━━━ Stored data ━━━
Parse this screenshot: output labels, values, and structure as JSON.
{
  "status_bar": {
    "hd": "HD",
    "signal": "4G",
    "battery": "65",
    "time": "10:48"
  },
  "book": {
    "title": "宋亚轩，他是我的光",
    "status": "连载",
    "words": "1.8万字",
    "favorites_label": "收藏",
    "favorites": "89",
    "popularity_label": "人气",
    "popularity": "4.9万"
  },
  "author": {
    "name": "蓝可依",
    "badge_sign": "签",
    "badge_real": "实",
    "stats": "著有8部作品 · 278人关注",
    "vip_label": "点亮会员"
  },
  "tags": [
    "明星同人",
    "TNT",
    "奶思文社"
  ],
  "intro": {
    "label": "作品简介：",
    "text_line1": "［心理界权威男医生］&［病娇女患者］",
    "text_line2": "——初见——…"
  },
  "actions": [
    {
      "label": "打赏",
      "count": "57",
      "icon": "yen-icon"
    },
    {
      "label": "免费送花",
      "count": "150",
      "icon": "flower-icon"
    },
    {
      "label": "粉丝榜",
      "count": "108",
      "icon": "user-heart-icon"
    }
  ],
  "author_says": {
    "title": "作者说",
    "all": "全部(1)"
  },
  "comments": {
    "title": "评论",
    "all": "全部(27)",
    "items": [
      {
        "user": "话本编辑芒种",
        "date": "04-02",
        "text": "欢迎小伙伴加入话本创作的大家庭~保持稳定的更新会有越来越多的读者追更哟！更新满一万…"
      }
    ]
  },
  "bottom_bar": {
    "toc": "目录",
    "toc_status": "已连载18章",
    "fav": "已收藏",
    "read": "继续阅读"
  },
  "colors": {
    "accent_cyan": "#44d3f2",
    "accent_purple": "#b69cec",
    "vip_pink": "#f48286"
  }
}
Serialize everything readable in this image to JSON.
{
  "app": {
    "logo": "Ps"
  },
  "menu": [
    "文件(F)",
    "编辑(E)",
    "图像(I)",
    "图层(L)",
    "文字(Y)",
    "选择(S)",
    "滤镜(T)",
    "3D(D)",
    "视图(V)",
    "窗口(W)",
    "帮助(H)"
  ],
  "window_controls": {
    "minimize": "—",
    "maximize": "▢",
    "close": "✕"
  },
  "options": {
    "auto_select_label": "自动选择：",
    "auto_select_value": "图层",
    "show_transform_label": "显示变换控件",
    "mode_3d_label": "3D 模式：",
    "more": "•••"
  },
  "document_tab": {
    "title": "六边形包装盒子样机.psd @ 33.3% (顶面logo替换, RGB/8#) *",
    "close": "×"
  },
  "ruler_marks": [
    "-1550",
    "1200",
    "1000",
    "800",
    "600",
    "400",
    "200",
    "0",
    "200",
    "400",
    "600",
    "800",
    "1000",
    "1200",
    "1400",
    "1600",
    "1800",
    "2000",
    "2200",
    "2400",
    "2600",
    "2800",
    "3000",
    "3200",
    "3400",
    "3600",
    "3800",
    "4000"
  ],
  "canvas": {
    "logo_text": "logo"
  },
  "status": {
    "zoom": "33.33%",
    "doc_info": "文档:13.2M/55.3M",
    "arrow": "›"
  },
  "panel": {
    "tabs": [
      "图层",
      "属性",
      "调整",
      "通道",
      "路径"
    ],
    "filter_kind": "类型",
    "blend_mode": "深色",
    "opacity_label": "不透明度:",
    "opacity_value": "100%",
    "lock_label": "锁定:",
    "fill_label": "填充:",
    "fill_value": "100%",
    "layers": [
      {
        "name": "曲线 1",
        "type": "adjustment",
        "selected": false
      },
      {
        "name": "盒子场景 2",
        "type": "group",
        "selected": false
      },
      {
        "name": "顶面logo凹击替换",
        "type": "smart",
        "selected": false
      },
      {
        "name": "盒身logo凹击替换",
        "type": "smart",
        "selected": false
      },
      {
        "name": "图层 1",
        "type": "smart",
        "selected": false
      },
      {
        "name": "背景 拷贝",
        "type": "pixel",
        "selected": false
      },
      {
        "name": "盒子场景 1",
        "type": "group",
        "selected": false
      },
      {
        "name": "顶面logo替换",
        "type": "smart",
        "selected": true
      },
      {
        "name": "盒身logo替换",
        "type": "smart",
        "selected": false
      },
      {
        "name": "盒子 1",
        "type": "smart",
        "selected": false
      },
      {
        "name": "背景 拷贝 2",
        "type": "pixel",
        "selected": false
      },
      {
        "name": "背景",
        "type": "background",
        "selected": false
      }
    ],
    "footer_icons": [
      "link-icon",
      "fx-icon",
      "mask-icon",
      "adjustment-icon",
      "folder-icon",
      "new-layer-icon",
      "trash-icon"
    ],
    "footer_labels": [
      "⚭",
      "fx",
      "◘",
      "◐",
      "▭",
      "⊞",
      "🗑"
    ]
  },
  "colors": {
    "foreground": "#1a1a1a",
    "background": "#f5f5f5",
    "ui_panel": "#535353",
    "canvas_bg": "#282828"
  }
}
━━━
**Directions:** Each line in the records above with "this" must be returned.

**Exercise result:**
Parse this screenshot: output labels, values, and structure as JSON.
Serialize everything readable in this image to JSON.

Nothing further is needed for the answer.